Page 79 - With a mixture of great surprise and astonishment, I have read with attention the sentiments you have submitted to my perusal. Be assured, sir, no occurrence in the course of the war has given me more painful sensations than your information of there being such ideas existing in the army as you have expressed, and I must view with abhorrence and reprehend with severity.
Page 10 - I wish not to heighten the shades of the picture so far as the reality would justify me in doing it. I could give anecdotes of patriotism and distress, which have scarcely ever been paralleled, never surpassed in the history of mankind. But you may rely upon it, the patience and...
Page 18 - ... the chaplains with the several brigades will render thanks to Almighty God for all his mercies, particularly for his overruling the wrath of man to his own glory, and causing the rage of war to cease among the nations.
Page 14 - Can you consent to wade through the vile mire of dependency, and owe the miserable remnant of that life to charity which has hitherto been spent in honor? If you can — go; and carry with you the jest of Tories and the scorn of Whigs — the ridicule, and, what is worse, the pity of the world. Go — starve and be forgotten.
Page 11 - While in the field, I think it may be kept from breaking out into acts of outrage ; but when we retire into winter-quarters, unless the storm is previously dissipated, I cannot be at ease respecting the consequences. It is high time for a peace.
Page 83 - Let it represent in language, that will neither dishonor you by its rudeness, nor betray you by its fears, what has been promised by Congress, and what has been performed ; how long and how patiently you have suffered; how little you have asked, and how much of that little has been denied. Tell them, that, though you were the first, and would wish to be the last, to encounter danger, though despair itself can never drive you into dishonor, it may drive you from the field; that the wound, often irritated...
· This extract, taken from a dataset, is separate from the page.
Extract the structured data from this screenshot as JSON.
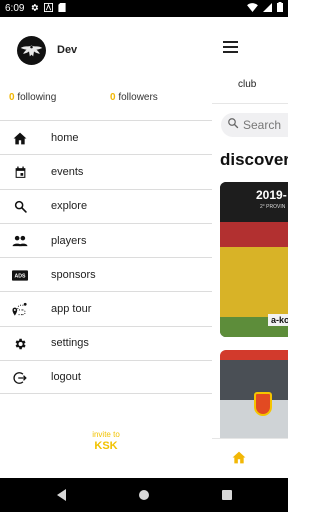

Page 64 - The prevalence of that pacific and friendly disposition among the people of the United States, which will induce them to forget their local prejudices and policies ; to make those mutual concessions, which are requisite to the general prosperity ; and, in some instances, to sacrifice their individual advantages to the interest of the community.